- Assigned task: Write out every line below with no difference at all.

(Supplied material Opens)

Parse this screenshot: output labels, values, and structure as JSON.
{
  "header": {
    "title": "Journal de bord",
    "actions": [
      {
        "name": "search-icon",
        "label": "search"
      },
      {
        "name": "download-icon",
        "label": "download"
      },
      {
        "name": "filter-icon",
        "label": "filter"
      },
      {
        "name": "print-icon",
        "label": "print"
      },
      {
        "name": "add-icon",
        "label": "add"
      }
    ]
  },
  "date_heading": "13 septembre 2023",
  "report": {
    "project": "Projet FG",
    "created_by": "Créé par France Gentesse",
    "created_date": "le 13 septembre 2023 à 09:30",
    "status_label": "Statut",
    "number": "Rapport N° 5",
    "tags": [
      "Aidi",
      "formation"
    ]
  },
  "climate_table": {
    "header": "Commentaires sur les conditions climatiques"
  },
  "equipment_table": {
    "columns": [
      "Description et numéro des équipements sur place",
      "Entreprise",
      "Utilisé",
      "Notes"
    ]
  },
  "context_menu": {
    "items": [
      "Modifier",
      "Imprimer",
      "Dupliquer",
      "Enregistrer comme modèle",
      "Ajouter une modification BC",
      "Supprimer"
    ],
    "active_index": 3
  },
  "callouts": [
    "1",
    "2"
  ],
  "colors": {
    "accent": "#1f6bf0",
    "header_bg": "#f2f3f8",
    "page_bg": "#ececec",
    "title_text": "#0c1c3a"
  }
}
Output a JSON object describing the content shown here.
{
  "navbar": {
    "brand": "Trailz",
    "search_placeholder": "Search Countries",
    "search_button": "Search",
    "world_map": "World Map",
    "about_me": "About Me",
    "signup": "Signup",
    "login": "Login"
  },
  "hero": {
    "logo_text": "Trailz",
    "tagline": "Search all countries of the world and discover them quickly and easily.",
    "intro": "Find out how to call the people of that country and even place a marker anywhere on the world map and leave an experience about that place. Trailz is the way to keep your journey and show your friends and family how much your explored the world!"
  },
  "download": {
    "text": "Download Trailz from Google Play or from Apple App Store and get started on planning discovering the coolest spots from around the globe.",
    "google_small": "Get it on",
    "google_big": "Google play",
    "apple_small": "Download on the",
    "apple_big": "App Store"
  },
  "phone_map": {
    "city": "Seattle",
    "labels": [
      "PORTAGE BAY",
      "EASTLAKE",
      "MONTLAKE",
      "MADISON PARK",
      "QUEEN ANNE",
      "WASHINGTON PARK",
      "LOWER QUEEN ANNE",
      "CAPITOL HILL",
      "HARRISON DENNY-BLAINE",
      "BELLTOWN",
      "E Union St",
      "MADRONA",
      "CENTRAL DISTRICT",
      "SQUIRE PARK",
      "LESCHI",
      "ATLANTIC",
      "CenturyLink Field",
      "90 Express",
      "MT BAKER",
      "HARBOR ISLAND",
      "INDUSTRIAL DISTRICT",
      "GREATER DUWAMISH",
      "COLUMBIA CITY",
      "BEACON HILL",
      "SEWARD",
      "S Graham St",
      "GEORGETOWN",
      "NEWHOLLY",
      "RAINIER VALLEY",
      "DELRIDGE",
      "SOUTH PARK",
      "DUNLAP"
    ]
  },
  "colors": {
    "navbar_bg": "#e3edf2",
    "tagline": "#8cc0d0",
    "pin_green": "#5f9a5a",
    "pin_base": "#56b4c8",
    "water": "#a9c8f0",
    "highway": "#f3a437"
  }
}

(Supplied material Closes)

- Written reply:
Parse this screenshot: output labels, values, and structure as JSON.
{
  "header": {
    "title": "Journal de bord",
    "actions": [
      {
        "name": "search-icon",
        "label": "search"
      },
      {
        "name": "download-icon",
        "label": "download"
      },
      {
        "name": "filter-icon",
        "label": "filter"
      },
      {
        "name": "print-icon",
        "label": "print"
      },
      {
        "name": "add-icon",
        "label": "add"
      }
    ]
  },
  "date_heading": "13 septembre 2023",
  "report": {
    "project": "Projet FG",
    "created_by": "Créé par France Gentesse",
    "created_date": "le 13 septembre 2023 à 09:30",
    "status_label": "Statut",
    "number": "Rapport N° 5",
    "tags": [
      "Aidi",
      "formation"
    ]
  },
  "climate_table": {
    "header": "Commentaires sur les conditions climatiques"
  },
  "equipment_table": {
    "columns": [
      "Description et numéro des équipements sur place",
      "Entreprise",
      "Utilisé",
      "Notes"
    ]
  },
  "context_menu": {
    "items": [
      "Modifier",
      "Imprimer",
      "Dupliquer",
      "Enregistrer comme modèle",
      "Ajouter une modification BC",
      "Supprimer"
    ],
    "active_index": 3
  },
  "callouts": [
    "1",
    "2"
  ],
  "colors": {
    "accent": "#1f6bf0",
    "header_bg": "#f2f3f8",
    "page_bg": "#ececec",
    "title_text": "#0c1c3a"
  }
}
Output a JSON object describing the content shown here.
{
  "navbar": {
    "brand": "Trailz",
    "search_placeholder": "Search Countries",
    "search_button": "Search",
    "world_map": "World Map",
    "about_me": "About Me",
    "signup": "Signup",
    "login": "Login"
  },
  "hero": {
    "logo_text": "Trailz",
    "tagline": "Search all countries of the world and discover them quickly and easily.",
    "intro": "Find out how to call the people of that country and even place a marker anywhere on the world map and leave an experience about that place. Trailz is the way to keep your journey and show your friends and family how much your explored the world!"
  },
  "download": {
    "text": "Download Trailz from Google Play or from Apple App Store and get started on planning discovering the coolest spots from around the globe.",
    "google_small": "Get it on",
    "google_big": "Google play",
    "apple_small": "Download on the",
    "apple_big": "App Store"
  },
  "phone_map": {
    "city": "Seattle",
    "labels": [
      "PORTAGE BAY",
      "EASTLAKE",
      "MONTLAKE",
      "MADISON PARK",
      "QUEEN ANNE",
      "WASHINGTON PARK",
      "LOWER QUEEN ANNE",
      "CAPITOL HILL",
      "HARRISON DENNY-BLAINE",
      "BELLTOWN",
      "E Union St",
      "MADRONA",
      "CENTRAL DISTRICT",
      "SQUIRE PARK",
      "LESCHI",
      "ATLANTIC",
      "CenturyLink Field",
      "90 Express",
      "MT BAKER",
      "HARBOR ISLAND",
      "INDUSTRIAL DISTRICT",
      "GREATER DUWAMISH",
      "COLUMBIA CITY",
      "BEACON HILL",
      "SEWARD",
      "S Graham St",
      "GEORGETOWN",
      "NEWHOLLY",
      "RAINIER VALLEY",
      "DELRIDGE",
      "SOUTH PARK",
      "DUNLAP"
    ]
  },
  "colors": {
    "navbar_bg": "#e3edf2",
    "tagline": "#8cc0d0",
    "pin_green": "#5f9a5a",
    "pin_base": "#56b4c8",
    "water": "#a9c8f0",
    "highway": "#f3a437"
  }
}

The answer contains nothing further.